Speaking to stocks, I was interested to see a number of the names I have been using make it into a list compiled by Jim Grant of Grant’s Interest Rate Observer. To make said list, a company had to be U.S. domiciled, have a market capitalization of more than $5 billion, a return on equity of greater than 15% (for the latest fiscal or calendar year), a dividend yield greater than 2%, a debt-to-assets ratio of less than 35%, and a price-to-earnings ratio of less than 15. These are the names from Raymond James’ research universe that made the grade: Exxon Mobil (XOM/$61.97/Outperform), Wal-Mart (WMT/$51.79/Strong Buy), Johnson & Johnson (JNJ/$59.96/Outperform), Intel (INTC/$20.65/Outperform), Abbott Labs (ABT/$50.57/Outperform), Aflac (AFL/$50.75/Outperform), Chubb (CB/$53.76/Outperform), Diamond Offshore (DO/$66.43/Market Perform), and Darden (DRI/$41.82/Market Perform).

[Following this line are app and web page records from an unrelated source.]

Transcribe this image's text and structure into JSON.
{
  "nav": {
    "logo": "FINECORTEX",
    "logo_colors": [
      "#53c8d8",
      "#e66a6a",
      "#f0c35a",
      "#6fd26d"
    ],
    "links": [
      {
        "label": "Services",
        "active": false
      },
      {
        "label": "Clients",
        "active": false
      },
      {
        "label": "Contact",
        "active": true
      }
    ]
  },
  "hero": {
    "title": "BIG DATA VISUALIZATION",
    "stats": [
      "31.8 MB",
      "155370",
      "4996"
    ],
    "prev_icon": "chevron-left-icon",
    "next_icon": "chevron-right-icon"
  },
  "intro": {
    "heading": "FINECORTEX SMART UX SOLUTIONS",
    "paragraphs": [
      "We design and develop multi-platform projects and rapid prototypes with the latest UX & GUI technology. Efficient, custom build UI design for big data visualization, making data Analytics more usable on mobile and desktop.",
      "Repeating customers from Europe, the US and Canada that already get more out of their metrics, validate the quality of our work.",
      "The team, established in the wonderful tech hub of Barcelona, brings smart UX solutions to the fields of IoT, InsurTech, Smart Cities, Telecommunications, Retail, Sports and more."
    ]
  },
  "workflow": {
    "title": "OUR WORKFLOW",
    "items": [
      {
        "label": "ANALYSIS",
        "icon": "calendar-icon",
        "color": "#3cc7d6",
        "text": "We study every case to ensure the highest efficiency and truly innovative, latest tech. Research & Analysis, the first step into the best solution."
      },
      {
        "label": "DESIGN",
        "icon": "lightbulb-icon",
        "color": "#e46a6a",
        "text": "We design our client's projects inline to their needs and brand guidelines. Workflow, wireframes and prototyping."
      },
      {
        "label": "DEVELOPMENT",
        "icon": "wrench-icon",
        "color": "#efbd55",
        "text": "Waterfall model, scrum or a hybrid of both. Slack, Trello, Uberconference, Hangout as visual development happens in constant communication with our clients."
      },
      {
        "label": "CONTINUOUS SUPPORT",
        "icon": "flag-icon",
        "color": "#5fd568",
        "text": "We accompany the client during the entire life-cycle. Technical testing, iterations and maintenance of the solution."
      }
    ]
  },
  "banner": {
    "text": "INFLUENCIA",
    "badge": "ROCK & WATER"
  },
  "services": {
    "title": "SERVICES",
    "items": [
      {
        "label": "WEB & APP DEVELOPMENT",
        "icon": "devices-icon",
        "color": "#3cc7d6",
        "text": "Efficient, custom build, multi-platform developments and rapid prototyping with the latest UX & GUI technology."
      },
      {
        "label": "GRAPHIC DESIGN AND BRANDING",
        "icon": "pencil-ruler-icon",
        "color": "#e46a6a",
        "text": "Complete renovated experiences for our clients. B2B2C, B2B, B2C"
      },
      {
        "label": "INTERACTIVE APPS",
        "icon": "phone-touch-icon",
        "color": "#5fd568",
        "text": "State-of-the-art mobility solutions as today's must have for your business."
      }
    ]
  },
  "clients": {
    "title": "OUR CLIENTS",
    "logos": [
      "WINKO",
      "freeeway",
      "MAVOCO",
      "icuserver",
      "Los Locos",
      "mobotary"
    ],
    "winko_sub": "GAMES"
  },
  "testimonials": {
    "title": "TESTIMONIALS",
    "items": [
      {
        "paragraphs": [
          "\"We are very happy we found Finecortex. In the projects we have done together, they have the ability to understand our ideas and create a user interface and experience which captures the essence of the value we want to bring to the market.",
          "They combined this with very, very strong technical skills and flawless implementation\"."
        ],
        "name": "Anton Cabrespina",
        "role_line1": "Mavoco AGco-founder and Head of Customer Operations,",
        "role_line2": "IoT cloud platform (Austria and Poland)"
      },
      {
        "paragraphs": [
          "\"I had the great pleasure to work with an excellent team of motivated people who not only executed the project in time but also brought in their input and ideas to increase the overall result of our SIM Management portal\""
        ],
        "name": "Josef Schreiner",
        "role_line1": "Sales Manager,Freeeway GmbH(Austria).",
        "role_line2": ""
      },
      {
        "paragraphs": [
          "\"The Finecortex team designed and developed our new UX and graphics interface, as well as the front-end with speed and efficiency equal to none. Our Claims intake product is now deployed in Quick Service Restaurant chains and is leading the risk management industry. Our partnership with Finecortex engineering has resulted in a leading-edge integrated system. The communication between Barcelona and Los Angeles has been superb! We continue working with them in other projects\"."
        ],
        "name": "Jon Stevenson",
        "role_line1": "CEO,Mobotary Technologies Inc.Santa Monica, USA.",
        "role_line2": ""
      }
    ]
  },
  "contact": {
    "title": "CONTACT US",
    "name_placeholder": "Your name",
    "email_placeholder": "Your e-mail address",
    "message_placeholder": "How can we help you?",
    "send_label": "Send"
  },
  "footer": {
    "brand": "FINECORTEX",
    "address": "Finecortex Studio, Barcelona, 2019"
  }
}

The call for this week: The earning’s yield (E/P) on the S&P 500 is currently 6.6%, which is the highest in 15 years, while the spread between the earning’s yield and the 30-year Treasury Bond is the widest in 30 years. Accordingly, I favor the strategy of buying high quality, dividend paying stocks combined with special situation income funds like Putnam’s Diversified Income Fund (PDINX/$8.10). Last week the DJIA tested, and held, support. Meanwhile, the Transports are trying to break out to the upside. All of this should lead the equity markets higher.